How many lines in this material include the string "true"? Answer with the number and nothing further.
══════
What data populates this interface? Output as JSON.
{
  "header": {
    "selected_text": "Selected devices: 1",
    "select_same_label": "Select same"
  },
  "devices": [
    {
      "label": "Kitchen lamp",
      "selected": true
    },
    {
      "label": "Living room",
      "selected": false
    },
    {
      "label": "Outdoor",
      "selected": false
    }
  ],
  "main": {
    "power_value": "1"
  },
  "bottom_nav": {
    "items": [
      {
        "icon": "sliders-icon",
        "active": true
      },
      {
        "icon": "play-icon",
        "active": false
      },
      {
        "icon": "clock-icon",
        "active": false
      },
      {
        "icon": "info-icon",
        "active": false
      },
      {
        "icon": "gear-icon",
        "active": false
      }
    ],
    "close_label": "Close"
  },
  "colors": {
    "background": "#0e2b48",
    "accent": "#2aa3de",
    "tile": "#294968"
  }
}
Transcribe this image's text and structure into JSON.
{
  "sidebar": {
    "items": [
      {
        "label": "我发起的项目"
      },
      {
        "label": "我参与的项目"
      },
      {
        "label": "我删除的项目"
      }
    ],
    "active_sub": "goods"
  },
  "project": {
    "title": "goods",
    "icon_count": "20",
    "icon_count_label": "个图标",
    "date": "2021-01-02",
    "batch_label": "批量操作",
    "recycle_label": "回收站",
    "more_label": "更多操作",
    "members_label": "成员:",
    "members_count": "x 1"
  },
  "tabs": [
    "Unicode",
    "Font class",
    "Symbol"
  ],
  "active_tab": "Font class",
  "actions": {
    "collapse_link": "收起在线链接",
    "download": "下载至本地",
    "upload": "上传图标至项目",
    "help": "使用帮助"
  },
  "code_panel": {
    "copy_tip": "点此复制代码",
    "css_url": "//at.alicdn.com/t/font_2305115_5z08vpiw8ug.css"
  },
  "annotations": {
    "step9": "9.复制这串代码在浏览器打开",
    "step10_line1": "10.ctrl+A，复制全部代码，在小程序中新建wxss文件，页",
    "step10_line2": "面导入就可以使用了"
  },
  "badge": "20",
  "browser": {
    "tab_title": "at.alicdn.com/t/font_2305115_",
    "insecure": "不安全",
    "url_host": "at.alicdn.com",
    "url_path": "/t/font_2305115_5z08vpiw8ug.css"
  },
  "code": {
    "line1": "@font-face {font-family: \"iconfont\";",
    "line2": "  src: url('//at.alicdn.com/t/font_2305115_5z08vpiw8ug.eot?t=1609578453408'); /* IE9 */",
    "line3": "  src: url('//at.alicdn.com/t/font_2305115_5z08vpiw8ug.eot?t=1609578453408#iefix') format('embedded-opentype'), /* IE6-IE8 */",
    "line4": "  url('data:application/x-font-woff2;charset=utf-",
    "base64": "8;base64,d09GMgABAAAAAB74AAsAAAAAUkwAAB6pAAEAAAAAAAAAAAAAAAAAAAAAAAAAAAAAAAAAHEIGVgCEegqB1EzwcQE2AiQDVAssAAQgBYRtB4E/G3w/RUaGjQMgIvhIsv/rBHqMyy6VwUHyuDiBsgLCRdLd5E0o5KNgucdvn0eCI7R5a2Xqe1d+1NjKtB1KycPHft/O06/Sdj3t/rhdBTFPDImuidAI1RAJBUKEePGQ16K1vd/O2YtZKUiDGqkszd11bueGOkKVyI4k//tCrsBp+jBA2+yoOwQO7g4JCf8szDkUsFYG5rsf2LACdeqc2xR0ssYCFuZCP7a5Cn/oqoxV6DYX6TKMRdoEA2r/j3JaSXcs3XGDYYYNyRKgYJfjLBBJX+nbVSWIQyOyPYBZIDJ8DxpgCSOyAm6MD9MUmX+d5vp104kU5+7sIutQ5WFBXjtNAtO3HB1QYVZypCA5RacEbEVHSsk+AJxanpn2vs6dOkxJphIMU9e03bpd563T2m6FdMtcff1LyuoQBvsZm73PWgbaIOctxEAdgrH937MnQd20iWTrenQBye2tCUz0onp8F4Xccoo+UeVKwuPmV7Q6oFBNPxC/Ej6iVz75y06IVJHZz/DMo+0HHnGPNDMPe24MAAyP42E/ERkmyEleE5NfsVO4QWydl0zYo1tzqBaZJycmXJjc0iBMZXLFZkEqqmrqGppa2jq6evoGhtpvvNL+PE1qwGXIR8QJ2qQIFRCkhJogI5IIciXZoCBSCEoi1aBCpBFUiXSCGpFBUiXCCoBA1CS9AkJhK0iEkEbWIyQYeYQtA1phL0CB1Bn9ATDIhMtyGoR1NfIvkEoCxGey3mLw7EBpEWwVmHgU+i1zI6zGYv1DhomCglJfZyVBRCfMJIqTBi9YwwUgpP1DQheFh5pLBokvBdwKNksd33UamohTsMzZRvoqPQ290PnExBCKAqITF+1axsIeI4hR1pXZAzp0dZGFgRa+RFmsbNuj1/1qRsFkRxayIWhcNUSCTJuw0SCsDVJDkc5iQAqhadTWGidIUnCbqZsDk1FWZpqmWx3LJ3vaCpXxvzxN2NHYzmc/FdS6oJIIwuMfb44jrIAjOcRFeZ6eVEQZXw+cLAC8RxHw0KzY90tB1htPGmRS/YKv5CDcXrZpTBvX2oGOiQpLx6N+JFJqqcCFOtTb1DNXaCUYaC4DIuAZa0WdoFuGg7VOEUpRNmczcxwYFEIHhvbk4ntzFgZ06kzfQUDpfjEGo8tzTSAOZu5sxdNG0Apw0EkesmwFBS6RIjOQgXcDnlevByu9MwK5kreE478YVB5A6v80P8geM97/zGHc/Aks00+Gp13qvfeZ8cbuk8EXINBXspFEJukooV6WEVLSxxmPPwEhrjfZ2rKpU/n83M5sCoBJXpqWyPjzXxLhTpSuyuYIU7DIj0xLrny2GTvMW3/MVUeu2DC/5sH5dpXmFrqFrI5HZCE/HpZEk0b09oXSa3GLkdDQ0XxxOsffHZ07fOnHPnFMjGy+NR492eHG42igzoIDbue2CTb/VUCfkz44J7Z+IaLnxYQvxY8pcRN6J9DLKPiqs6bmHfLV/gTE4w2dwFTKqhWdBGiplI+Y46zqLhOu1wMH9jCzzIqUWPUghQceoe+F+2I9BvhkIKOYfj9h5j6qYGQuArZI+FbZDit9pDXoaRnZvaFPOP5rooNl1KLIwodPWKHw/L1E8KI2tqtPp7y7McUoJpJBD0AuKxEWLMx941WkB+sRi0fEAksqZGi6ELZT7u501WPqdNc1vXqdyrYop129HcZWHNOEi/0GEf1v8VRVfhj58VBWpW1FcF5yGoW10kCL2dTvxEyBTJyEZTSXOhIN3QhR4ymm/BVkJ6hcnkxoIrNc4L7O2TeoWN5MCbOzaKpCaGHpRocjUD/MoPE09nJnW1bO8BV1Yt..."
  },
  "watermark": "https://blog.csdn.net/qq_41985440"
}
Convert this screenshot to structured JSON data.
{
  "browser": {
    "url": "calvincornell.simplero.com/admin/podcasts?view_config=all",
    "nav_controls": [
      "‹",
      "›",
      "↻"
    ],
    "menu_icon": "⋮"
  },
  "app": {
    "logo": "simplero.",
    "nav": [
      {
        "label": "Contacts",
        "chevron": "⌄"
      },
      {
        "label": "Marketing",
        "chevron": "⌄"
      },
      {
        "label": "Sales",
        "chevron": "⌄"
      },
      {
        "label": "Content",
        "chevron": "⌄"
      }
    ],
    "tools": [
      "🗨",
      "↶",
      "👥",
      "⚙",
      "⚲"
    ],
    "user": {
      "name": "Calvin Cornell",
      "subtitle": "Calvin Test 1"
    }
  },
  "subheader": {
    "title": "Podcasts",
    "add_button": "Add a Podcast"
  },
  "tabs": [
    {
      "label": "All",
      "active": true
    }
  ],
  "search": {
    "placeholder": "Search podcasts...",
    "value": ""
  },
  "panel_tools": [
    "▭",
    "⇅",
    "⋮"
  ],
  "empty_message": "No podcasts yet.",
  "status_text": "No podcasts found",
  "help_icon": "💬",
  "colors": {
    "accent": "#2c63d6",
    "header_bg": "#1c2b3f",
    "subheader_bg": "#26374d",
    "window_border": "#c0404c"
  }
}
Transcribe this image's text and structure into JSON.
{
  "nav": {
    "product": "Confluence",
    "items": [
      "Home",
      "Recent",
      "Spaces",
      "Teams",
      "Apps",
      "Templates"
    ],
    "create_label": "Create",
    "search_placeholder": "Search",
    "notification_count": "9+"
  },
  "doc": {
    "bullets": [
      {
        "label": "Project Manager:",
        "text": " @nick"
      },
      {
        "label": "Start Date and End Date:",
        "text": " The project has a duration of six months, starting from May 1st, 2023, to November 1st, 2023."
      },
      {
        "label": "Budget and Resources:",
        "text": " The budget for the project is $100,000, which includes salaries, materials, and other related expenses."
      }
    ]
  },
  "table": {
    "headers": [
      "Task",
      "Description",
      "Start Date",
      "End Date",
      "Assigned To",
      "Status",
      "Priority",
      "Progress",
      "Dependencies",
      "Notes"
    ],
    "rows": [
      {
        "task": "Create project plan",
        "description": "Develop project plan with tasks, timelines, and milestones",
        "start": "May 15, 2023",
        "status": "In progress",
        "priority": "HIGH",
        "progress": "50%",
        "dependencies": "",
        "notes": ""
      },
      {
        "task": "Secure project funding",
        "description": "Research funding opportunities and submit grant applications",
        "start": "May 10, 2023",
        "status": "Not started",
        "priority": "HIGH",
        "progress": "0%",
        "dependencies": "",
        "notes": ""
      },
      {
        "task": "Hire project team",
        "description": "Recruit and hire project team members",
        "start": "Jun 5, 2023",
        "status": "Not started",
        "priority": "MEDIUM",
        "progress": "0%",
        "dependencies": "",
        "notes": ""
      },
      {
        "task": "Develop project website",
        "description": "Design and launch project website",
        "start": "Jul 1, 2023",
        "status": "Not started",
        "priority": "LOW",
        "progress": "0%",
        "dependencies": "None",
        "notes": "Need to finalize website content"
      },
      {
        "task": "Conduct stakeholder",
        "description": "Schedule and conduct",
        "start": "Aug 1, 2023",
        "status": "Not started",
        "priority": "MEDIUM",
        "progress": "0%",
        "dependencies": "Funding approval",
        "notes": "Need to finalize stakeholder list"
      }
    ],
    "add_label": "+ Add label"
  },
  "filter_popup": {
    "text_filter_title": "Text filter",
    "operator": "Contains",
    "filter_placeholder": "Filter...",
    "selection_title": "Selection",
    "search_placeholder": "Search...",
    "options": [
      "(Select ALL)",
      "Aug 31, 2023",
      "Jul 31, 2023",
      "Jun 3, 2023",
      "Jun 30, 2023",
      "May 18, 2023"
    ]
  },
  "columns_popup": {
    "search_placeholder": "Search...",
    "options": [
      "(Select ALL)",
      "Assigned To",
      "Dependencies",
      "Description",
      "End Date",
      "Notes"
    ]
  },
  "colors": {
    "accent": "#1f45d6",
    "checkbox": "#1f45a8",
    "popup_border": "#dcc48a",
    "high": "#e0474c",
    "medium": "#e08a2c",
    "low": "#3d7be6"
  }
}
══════
## EXERCISE RESULT
3